Facebook CEO Mark Zuckerberg said that enabling commerce and making it easier for businesses to communicate with customers through its Messenger and WhatsApp apps was “the right long-term bet.”
Retailers are increasingly hopping on to the trend as COVID-19 restrictions weigh on brick-and-mortar sales.
Brands ranging from luxury fashion house Burberry to fast fashion giant H&M have signed up celebrities and influencers to get millions of their followers to make purchases off ephemeral stories or posts by asking them to “swipe up to purchase.”
While the business is small for now, the social media giants are eyeing the data generated from users’ shopping and browsing habits for targeted advertising.
The scramble for user data has become even more crucial as recent privacy changes from Apple Inc. limit tech companies’ ability to track iPhone users and serve personalized advertising, ad experts have said.

THE FUTURE OF COMMERCE?
Facebook launched Shops in May 2020 during the height of the pandemic, luring brands with an easy way to sell items directly through Facebook and Instagram and consumers with a curated and personalized way to discover trendy clothes or home goods.
Facebook was the top social commerce platform according to a survey conducted by eMarketer in June 2020, with 18 percent of respondents saying they had purchased a product via Facebook. That compared with 11 percent for Facebook-owned Instagram and 3 percent for Pinterest.


Even as restrictions lift, analysts say the demand for shopping online is unlikely to retreat.
“People have gotten accustomed to buying online,” said Edward Jones analyst Dave Heger. “I don’t think that they’re going to go completely back to the level they were at before in terms of purchasing at brick and mortar stores.”
Snap Inc. is investing in augmented reality technology designed to help users virtually try on items like watches, jewelry and other apparel to cut down on returns, a major problem faced by online retailers.
Snapchat users can take a photo of a friend’s outfit with the app and find similar looks or product recommendations, Snap Chief Executive Evan Spiegel said last week during the company’s earnings conference call.
“The holy grail of advertising is to actually sell merchandise,” said Rich Greenfield, a partner at LightShed Partners, in a note on Snap last week.
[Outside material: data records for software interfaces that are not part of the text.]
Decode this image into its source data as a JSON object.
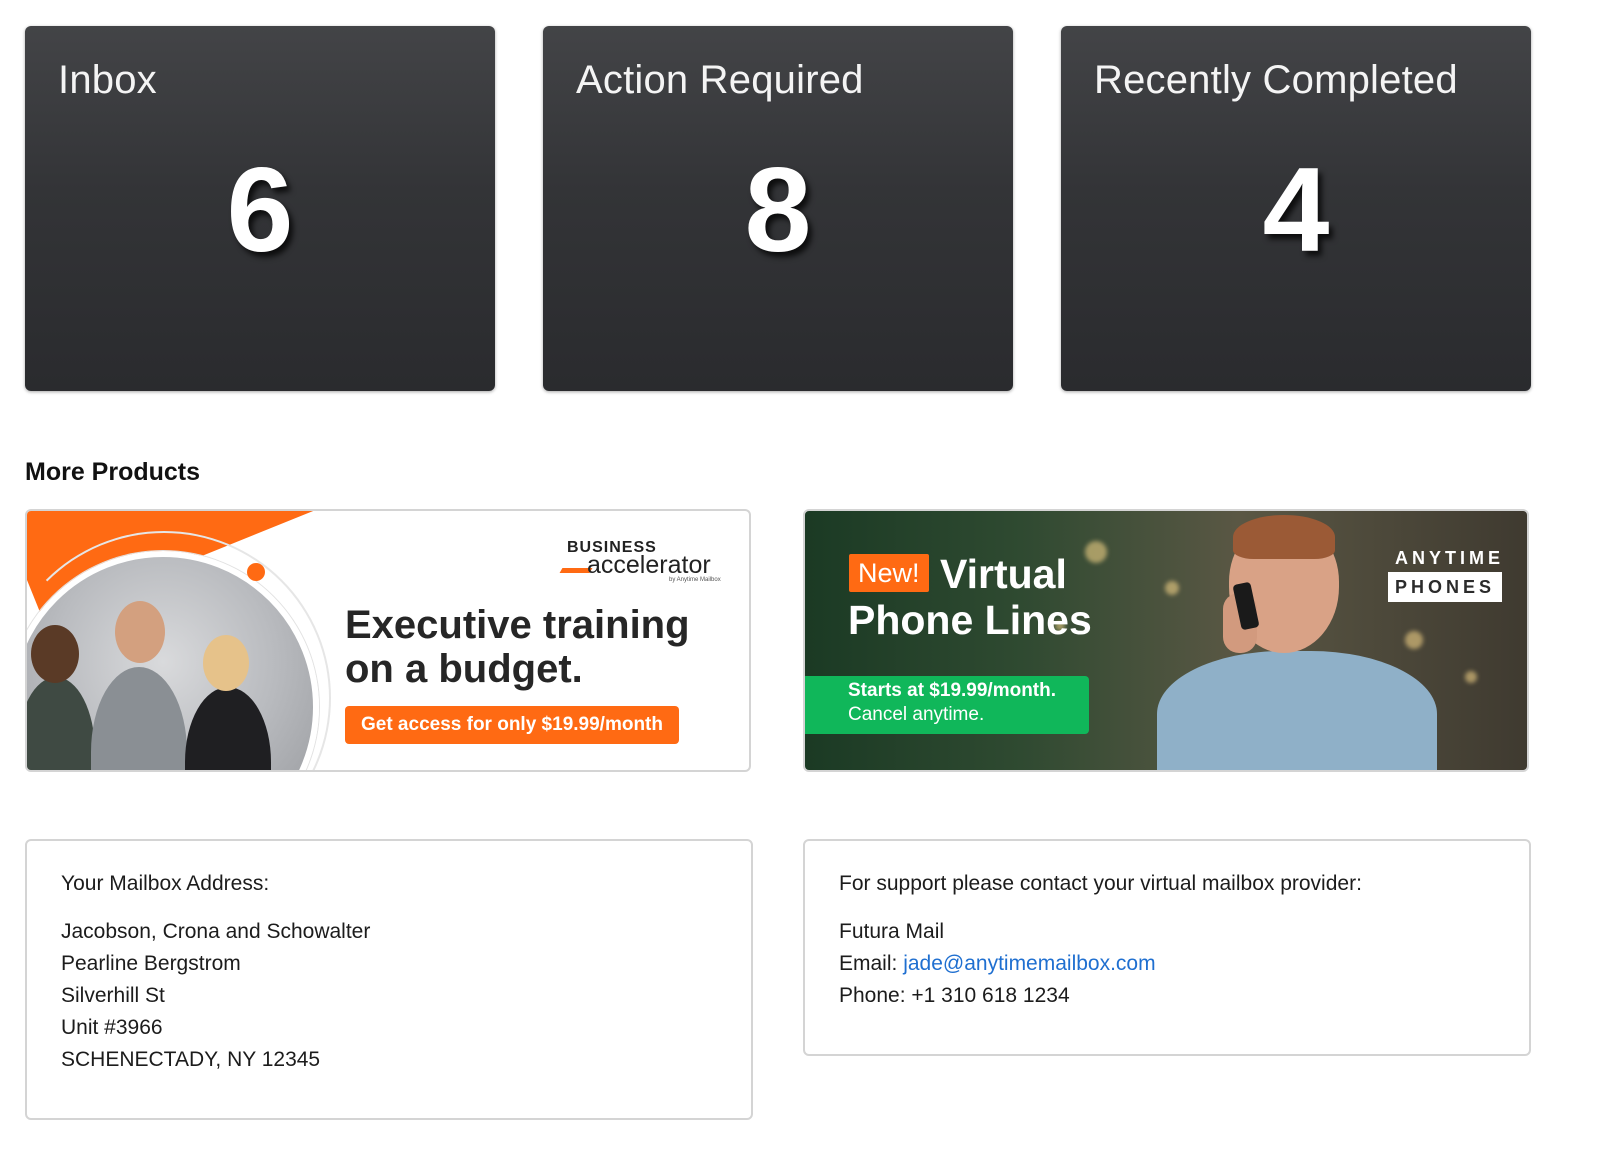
{
  "tiles": [
    {
      "title": "Inbox",
      "count": "6"
    },
    {
      "title": "Action Required",
      "count": "8"
    },
    {
      "title": "Recently Completed",
      "count": "4"
    }
  ],
  "more_products": {
    "heading": "More Products",
    "business_accelerator": {
      "logo_top": "BUSINESS",
      "logo_main": "accelerator",
      "logo_sub": "by Anytime Mailbox",
      "headline_line1": "Executive training",
      "headline_line2": "on a budget.",
      "cta": "Get access for only $19.99/month"
    },
    "virtual_phones": {
      "badge": "New!",
      "headline_line1": "Virtual",
      "headline_line2": "Phone Lines",
      "price_line": "Starts at $19.99/month.",
      "cancel_line": "Cancel anytime.",
      "brand_top": "ANYTIME",
      "brand_bottom": "PHONES"
    }
  },
  "mailbox_address": {
    "label": "Your Mailbox Address:",
    "lines": [
      "Jacobson, Crona and Schowalter",
      "Pearline Bergstrom",
      "Silverhill St",
      "Unit #3966",
      "SCHENECTADY, NY 12345"
    ]
  },
  "support": {
    "label": "For support please contact your virtual mailbox provider:",
    "provider": "Futura Mail",
    "email_prefix": "Email: ",
    "email": "jade@anytimemailbox.com",
    "phone": "Phone: +1 310 618 1234"
  },
  "colors": {
    "tile_bg": "#333437",
    "accent_orange": "#ff6a13",
    "accent_green": "#10b75a",
    "link": "#1f6fd0"
  }
}
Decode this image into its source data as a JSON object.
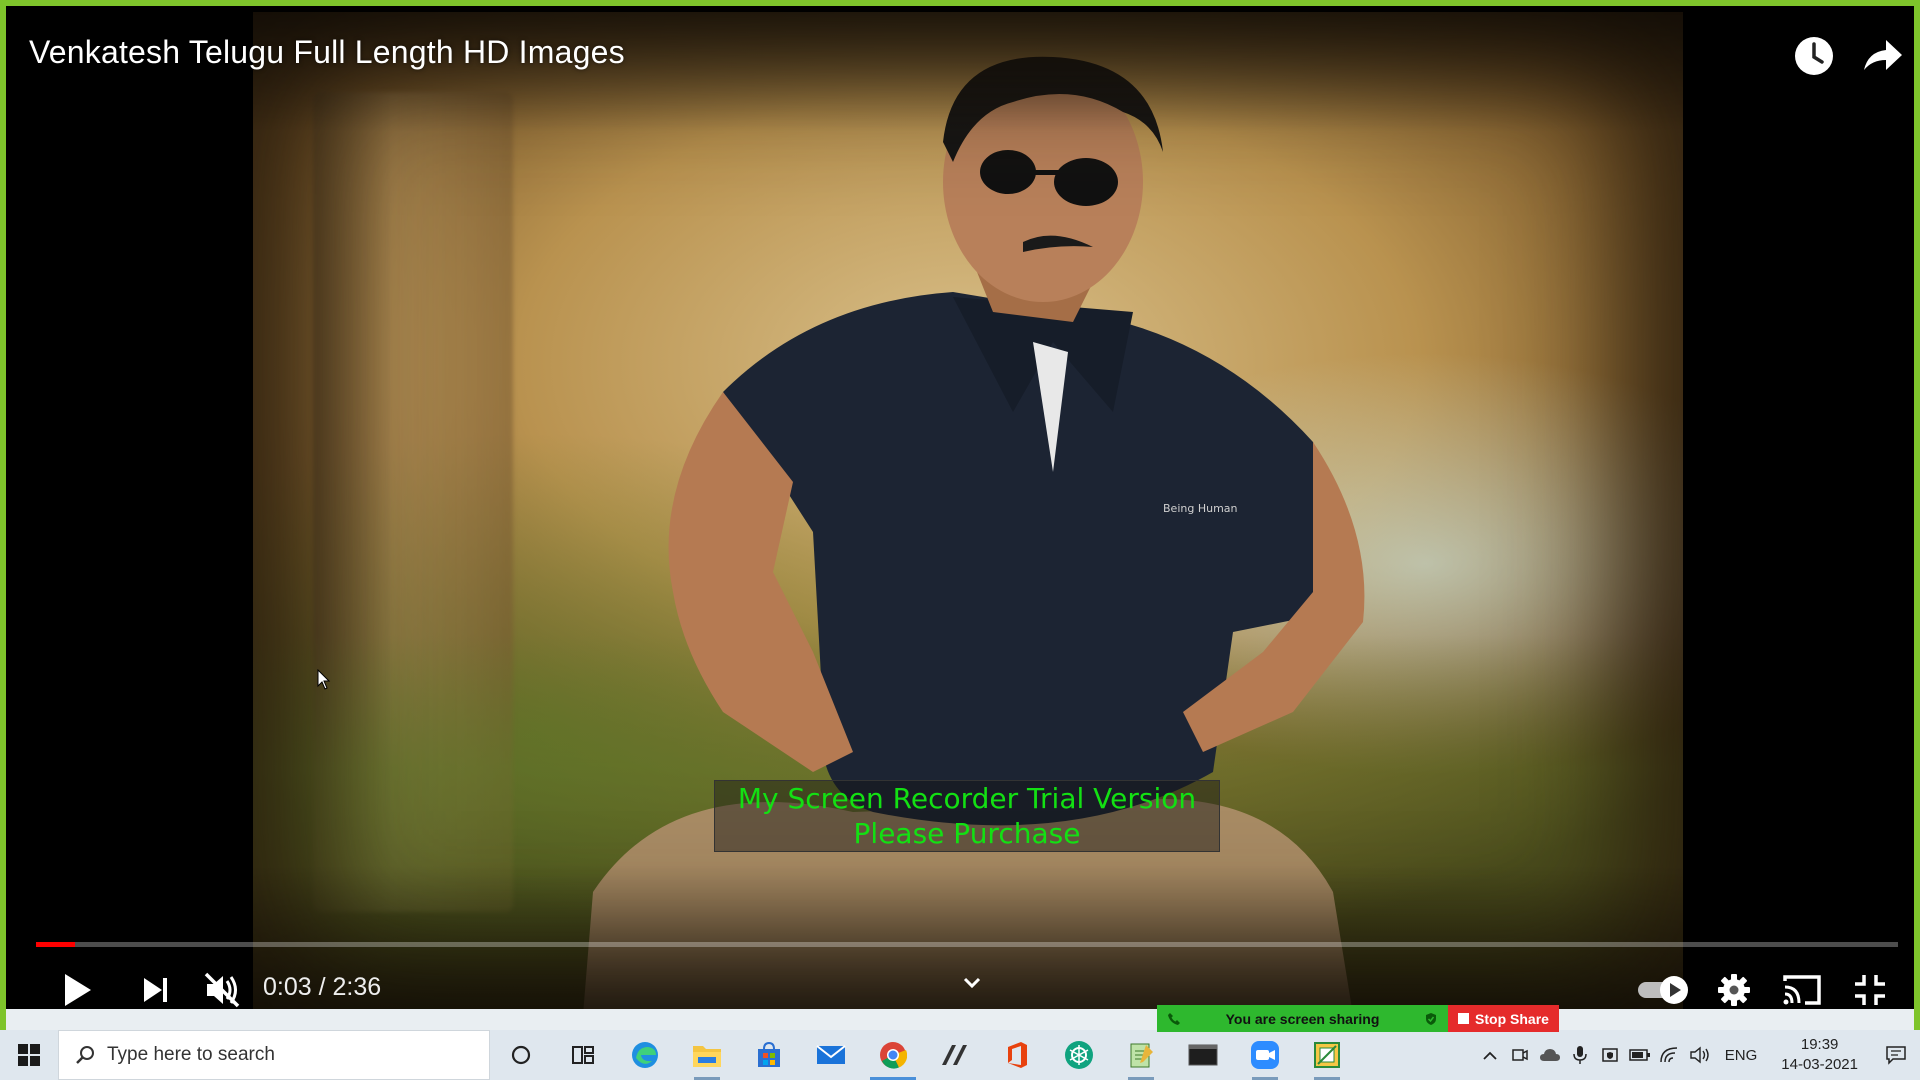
{
  "video": {
    "title": "Venkatesh Telugu Full Length HD Images",
    "current_time": "0:03",
    "separator": " / ",
    "duration": "2:36",
    "progress_fraction": 0.021,
    "autoplay": true
  },
  "watermark": {
    "line1": "My Screen Recorder Trial Version",
    "line2": "Please Purchase"
  },
  "poster": {
    "shirt_logo": "Being Human"
  },
  "screen_share": {
    "status": "You are screen sharing",
    "stop_label": "Stop Share"
  },
  "taskbar": {
    "search_placeholder": "Type here to search",
    "language": "ENG",
    "time": "19:39",
    "date": "14-03-2021",
    "apps": [
      "cortana-icon",
      "task-view-icon",
      "edge-icon",
      "file-explorer-icon",
      "microsoft-store-icon",
      "mail-icon",
      "chrome-icon",
      "wacom-icon",
      "office-icon",
      "chatgpt-icon",
      "notepad-icon",
      "terminal-icon",
      "zoom-icon",
      "snipping-tool-icon"
    ]
  },
  "colors": {
    "border_accent": "#7ec42b",
    "progress_red": "#ff0000",
    "watermark_green": "#13e013",
    "share_green": "#2eb82e",
    "stop_red": "#e52b2b"
  }
}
“While these initiatives are still in the early stages, we believe an increasing number of brands want to be associated with where commerce is headed.”
Popular short-form video app TikTok is testing live-streamed shopping with select brands in the UK, allowing viewers purchase clothes as an influencer models the item in real time during a live video.
Twitter, a platform most known for following breaking news or current events, said on Wednesday that it will begin testing a shopping feature that lets users browse items for sale at the top of a brand’s profile page.
Streaming video site YouTube, known for “unboxing” videos in which YouTubers review toys or tech gadgets, wants to integrate shopping directly into the platform, said Google Chief Business Officer Philipp Schindler on Alphabet’s earnings call on Tuesday.